The lymphatic system is a key component of tissue fluid homeostasis. In contrast to the closed and high-pressure blood vascular system, the lymphatic vascular system transports lymph in an open and low-pressure network. A prerequisite player in the transport of immune cells and cholesterol metabolism, it has been understudied until recently. Whereas defects in lymph circulation are mostly associated with pathologies such as congenital or acquired lymphedema, emerging significant developments are unraveling the role of lymphatic vessels in other pathological settings. In the last decade, discoveries of underlying genes responsible for developmental and postnatal lymphatic growth, combined with state-of-the-art lymphatic function imaging and quantification techniques, have matched the growing interest in understanding the role of the lymphatic system in atherosclerosis. With a historical perspective, this review highlights the current knowledge regarding interaction between the lymphatic vascular tree and atherosclerosis, with an emphasis on the physiological mechanisms of this multifaceted system throughout disease onset and progression.

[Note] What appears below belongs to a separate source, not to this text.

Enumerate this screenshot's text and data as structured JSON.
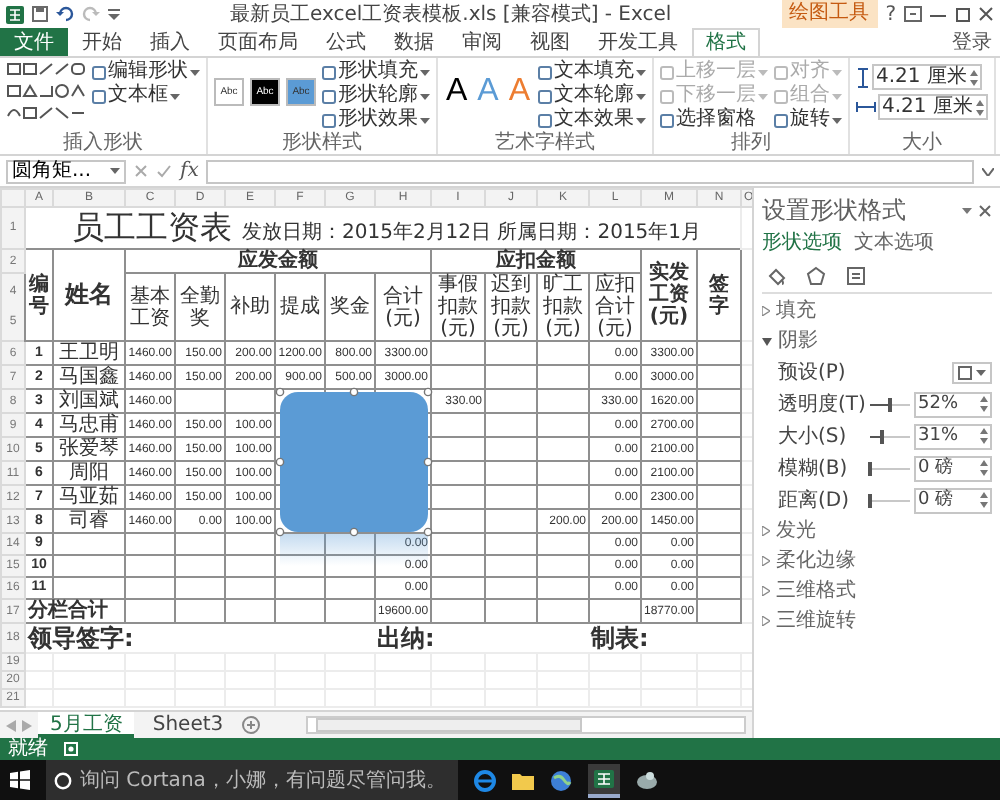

The blood and lymphatic vascular systems are parallel but interdependent networks. The lymphatic system governs the transport of superfluous interstitial fluids from peripheral tissues to the blood circulation, maintaining fluid balance throughout the body. Defects in lymphatic function have been broadly associated with pathologies such as congenital or acquired lymphedema. Although longstanding observations suggested that the lymphatic vasculature could be central in the development of chronic inflammatory diseases, recent publications specifically point out its potential implication in atherosclerosis. In this review, we highlight the current knowledge unraveling the interaction between the lymphatic network and atherosclerosis, with an emphasis on the physiological mechanisms of this intricate system.